Background : Artificial intelligence (AI) has the potential to improve diagnosis. Yet people are often reluctant to trust automated systems, and some patient populations may be particularly so.
Methods: After structured interviews with patients, a randomized, blinded, factorial survey experiment placed mock patients into clinical vignettes with eight manipulated variables. A major survey firm (YouGov) provided n=2471 responses, oversampling diverse populations, with reweighting to represent the U.S. population. The primary outcome was selection of AI clinic versus human physician specialist clinic (“AI uptake”).

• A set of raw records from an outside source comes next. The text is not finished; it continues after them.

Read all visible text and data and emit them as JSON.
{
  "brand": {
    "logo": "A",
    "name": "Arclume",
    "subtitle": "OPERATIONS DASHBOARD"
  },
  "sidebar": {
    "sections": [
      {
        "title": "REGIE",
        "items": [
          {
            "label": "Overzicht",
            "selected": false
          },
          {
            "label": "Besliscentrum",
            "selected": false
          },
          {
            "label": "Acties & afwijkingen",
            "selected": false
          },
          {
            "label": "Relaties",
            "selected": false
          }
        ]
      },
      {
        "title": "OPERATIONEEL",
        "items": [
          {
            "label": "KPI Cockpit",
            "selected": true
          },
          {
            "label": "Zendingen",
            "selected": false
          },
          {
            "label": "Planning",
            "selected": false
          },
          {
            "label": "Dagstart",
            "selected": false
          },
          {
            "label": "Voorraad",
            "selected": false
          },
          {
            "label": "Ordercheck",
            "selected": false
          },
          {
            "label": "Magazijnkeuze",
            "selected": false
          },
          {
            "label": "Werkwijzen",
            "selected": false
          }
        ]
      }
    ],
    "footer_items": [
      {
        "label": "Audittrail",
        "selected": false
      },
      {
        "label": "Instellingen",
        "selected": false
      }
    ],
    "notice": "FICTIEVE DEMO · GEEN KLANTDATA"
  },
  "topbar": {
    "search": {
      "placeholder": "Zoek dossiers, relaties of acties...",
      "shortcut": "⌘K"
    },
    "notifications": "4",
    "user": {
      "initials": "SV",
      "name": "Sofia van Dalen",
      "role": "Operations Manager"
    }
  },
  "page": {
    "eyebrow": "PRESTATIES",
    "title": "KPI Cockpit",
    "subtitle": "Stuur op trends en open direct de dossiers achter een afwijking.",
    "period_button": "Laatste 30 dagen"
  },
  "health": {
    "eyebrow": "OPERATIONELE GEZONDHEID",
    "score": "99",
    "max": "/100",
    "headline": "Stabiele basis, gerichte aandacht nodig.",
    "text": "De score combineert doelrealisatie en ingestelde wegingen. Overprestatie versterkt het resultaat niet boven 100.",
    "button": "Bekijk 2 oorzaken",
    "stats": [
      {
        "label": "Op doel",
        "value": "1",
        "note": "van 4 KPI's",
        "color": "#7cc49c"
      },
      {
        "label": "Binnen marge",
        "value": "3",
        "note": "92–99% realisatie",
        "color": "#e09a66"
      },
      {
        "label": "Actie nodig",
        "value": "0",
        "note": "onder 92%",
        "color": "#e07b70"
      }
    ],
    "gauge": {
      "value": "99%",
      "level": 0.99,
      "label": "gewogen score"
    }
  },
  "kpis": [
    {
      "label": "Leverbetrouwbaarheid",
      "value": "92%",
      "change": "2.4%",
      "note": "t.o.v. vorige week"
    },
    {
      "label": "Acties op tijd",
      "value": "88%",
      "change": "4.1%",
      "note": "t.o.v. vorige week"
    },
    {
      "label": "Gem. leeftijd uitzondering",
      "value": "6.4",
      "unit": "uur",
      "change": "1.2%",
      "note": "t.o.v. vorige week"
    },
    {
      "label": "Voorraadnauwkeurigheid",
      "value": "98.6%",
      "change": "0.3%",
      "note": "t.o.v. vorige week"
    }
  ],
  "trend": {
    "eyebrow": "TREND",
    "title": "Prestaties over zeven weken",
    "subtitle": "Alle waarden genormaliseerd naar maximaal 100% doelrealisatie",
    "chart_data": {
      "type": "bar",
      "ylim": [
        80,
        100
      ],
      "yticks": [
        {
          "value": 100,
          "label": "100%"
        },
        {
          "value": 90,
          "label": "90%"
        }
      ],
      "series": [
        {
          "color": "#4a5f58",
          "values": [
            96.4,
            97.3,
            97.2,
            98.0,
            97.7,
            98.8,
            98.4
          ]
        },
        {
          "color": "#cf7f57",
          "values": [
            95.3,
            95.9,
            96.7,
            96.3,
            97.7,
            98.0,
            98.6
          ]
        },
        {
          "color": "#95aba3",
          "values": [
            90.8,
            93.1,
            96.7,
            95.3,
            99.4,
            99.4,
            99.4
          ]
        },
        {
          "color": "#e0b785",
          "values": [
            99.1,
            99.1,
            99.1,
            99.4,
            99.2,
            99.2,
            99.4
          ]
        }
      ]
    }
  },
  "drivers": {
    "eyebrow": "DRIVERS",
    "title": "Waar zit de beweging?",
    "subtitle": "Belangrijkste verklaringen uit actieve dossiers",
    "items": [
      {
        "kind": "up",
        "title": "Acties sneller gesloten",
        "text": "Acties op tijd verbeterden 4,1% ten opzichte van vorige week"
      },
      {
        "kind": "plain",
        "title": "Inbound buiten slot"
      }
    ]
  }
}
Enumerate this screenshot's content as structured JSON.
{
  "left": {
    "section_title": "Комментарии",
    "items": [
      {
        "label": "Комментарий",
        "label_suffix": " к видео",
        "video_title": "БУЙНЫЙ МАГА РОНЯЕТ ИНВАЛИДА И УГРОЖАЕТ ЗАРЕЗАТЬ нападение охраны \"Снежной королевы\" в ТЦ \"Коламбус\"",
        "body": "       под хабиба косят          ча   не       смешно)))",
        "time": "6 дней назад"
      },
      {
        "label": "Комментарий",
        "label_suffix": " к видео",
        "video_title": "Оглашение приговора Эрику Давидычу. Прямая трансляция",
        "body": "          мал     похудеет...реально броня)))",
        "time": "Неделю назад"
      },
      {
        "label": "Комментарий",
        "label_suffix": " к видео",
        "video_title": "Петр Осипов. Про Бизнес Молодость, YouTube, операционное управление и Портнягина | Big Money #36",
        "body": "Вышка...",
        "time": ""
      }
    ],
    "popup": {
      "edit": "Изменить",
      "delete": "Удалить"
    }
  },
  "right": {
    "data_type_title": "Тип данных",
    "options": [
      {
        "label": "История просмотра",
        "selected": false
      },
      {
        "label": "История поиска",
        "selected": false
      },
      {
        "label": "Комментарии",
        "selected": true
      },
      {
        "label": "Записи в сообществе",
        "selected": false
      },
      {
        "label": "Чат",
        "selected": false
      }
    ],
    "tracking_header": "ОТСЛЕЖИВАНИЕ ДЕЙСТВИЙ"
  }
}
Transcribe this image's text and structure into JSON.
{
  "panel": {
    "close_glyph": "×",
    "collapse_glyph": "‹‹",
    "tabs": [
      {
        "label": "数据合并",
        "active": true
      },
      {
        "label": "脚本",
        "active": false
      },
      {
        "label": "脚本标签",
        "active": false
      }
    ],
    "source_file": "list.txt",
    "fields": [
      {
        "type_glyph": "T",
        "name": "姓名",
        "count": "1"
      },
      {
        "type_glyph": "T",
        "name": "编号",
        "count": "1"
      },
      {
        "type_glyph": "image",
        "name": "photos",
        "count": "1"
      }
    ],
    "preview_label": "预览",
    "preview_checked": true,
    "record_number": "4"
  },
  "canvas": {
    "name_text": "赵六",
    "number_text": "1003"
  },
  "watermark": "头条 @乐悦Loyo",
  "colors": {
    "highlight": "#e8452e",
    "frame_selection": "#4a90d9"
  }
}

Results: 47.1% of Americans chose the AI clinic. In unweighted experimental contrasts, a primary care physician’s (PCP) explanation that AI has proven superior accuracy increased uptake (OR=1.48, CI 1.24-1.77, p<.001). A PCP’s nudge towards AI also increased uptake (OR=1.25, CI: 1.05-1.50, p=.013), as did reassurance that the AI clinic would listen to the patient’s unique perspectives (OR=1.27, CI: 1.07-1.52, p=.008). Disease severity (leukemia versus sleep apnea) and other manipulations did not affect AI uptake significantly. Compared to White respondents, Black respondents selected AI less often (OR=.73, CI: .55-.96, p=.023) and Native Americans selected it more often (OR: 1.37, CI: 1.01-1.87, p=.041). Populations less likely to choose AI included those who were older (OR: .99, CI: .987-.999, p=.03), politically conservative (OR: .65, CI: .52-.81, p<.001) and viewing religion as important (OR: .64, CI: .52-.77, p<.001).Andrew Keane Woods et al.
Conclusions: Many patients appear resistant to AI in diagnosis, but proof of enhanced accuracy, along with nudging by caregivers and a listening patient experience, may help increase acceptance.